Darrah further noted a practical rationale behind the principle of Lapham-Hickey, namely, that Illinois law typically looks to the allegations of the underlying complaint to determine the existence of the duty to defend. In the absence of a formal lawsuit in a court of law, no complaint is available from which the duty to defend may be determined.
Mend The Hold
Varlen also relied on the so-called "mend the hold" doctrine, which provides that a contract party is not permitted to change its position on the meaning of a contract in the middle of litigation over the contract. Varlen contended that National Union's agreement to defend in the Kansas case invoked application of the doctrine here.
Darrah explained that the doctrine typically applies to prevent a party from changing the initial reason for not performing a contract to a completely different reason during litigation. With respect to insurers, it may bar an insurer from denying a claim on one basis and then changing the basis for denial during litigation.
Here, however, National Union asserted a defense based on the lack of a "suit" from the outset of the litigation. The manner in which National Union handled Varlen's Kansas claim, in addition, was immaterial according to Darrah. The mend the hold doctrine therefore had no application.
Accordingly, the court granted summary judgment for National Union concerning defense costs on the Silvis site.
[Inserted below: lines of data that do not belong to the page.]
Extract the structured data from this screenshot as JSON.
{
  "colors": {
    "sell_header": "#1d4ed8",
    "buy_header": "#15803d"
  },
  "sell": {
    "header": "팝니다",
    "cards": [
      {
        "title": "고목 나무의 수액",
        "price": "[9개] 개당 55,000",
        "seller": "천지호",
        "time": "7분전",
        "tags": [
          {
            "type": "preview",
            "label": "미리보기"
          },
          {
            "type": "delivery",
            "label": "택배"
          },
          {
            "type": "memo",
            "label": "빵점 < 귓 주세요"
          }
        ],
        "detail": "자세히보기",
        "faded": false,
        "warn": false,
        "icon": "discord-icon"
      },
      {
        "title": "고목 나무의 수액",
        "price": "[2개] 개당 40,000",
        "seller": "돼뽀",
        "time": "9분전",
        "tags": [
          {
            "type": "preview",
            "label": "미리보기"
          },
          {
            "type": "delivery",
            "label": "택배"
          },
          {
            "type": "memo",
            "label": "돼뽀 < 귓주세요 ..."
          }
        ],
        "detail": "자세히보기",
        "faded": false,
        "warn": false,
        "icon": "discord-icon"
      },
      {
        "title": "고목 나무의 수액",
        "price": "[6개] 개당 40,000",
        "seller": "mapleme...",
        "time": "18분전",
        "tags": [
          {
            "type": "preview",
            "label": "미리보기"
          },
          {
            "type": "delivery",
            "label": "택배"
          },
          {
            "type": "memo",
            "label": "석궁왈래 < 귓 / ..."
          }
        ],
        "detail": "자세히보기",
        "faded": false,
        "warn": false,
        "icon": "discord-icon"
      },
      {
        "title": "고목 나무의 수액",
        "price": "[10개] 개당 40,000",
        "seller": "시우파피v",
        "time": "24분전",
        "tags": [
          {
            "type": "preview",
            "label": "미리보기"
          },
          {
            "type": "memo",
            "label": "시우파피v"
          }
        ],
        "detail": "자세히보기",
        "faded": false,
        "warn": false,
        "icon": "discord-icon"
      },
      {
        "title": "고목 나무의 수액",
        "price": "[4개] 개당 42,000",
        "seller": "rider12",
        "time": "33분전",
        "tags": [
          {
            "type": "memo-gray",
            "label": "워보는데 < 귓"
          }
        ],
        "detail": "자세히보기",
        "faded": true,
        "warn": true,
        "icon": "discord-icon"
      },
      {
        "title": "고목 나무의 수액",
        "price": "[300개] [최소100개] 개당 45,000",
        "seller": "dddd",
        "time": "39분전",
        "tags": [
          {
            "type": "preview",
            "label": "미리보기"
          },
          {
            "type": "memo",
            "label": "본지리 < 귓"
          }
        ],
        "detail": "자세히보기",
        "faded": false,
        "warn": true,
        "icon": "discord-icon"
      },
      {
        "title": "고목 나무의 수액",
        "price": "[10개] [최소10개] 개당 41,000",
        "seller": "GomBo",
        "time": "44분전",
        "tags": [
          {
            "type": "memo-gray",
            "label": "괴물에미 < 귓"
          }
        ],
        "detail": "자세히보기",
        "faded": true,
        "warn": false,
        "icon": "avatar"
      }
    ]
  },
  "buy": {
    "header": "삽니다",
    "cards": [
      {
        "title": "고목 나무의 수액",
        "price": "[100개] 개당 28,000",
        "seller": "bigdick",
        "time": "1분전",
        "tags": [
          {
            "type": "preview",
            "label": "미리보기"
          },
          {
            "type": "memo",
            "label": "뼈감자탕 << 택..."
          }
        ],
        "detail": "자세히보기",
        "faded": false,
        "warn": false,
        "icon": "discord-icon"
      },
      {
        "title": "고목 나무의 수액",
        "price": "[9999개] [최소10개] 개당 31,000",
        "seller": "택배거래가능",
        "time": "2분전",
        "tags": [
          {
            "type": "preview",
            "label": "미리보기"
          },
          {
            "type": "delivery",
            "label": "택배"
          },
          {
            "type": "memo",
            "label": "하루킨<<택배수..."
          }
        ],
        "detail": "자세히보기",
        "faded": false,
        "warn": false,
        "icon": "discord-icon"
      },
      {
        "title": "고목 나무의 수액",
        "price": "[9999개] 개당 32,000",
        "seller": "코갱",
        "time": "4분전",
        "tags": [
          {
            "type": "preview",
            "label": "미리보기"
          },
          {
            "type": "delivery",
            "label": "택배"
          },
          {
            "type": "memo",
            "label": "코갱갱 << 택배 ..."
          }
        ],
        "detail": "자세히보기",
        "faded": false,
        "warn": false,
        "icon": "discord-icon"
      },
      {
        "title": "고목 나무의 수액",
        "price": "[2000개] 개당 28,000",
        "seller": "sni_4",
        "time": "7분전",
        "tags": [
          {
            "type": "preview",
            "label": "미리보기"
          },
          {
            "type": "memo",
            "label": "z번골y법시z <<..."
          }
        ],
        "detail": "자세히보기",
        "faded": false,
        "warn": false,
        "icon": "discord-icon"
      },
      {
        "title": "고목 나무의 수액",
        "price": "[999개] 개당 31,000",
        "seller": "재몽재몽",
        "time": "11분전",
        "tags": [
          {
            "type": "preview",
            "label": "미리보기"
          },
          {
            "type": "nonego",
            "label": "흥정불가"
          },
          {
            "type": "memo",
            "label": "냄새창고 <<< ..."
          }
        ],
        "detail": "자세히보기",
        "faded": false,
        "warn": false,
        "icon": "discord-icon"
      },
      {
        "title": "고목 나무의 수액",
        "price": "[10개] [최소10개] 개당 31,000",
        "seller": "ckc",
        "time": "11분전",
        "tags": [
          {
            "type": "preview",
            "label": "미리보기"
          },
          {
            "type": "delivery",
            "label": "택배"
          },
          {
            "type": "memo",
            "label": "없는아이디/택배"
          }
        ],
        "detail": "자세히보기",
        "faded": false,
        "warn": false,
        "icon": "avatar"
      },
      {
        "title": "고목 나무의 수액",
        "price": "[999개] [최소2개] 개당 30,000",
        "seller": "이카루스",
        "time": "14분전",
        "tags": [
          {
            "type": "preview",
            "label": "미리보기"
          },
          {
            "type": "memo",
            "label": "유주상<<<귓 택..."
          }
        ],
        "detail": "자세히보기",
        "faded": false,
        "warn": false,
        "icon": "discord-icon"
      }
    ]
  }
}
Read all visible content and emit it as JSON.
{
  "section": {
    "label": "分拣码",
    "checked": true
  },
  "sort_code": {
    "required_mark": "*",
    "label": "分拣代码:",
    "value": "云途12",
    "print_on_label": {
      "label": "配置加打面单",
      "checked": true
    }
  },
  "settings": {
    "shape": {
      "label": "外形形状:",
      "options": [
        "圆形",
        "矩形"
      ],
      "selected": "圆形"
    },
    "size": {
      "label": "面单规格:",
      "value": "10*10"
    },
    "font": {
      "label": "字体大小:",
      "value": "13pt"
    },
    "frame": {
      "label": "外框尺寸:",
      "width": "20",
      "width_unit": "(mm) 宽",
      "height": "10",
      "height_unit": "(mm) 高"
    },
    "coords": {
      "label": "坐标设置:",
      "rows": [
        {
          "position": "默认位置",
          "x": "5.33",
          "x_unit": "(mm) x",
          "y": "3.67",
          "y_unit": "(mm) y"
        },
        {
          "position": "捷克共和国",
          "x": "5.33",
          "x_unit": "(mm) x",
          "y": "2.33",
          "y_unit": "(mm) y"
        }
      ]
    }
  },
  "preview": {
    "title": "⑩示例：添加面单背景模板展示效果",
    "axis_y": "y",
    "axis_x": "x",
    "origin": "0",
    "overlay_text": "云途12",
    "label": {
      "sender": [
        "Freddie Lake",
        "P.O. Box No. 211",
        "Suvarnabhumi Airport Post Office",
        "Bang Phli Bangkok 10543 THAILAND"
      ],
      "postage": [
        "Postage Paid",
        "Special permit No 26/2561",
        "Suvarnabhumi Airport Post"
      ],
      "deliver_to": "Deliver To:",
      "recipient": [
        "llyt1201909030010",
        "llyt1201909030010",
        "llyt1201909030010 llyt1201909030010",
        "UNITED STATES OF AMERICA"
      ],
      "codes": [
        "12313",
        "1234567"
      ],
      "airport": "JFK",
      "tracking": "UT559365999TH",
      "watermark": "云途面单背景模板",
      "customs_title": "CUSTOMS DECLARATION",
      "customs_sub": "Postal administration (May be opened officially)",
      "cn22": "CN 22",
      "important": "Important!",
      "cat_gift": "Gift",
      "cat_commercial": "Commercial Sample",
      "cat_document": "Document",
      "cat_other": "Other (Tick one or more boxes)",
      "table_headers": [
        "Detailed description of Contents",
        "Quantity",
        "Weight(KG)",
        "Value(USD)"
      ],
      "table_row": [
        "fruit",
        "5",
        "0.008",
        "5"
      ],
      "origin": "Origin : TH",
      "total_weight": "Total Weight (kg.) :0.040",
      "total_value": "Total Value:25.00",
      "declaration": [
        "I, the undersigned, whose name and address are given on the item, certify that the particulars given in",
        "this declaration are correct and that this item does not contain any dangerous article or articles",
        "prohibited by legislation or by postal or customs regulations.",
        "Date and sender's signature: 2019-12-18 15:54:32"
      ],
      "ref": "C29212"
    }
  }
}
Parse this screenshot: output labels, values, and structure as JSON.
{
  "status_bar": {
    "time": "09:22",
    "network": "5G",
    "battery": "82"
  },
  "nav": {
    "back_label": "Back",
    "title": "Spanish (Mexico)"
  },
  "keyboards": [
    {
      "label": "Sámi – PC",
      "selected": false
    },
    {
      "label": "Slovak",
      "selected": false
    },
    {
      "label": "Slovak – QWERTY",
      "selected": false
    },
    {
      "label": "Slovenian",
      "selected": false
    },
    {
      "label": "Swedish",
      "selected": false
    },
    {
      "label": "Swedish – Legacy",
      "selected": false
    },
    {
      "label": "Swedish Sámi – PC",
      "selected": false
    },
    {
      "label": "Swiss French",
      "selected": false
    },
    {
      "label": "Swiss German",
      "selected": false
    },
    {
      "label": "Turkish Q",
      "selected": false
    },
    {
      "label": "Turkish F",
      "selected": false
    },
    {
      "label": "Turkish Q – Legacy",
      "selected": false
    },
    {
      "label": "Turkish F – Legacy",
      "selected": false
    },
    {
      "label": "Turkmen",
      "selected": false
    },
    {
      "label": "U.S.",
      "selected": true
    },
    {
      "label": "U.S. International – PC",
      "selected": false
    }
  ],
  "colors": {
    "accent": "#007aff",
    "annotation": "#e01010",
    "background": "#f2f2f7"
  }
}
Threats and allegations against an insured not involving a formal lawsuit will not typically trigger an insurer's duty to defend.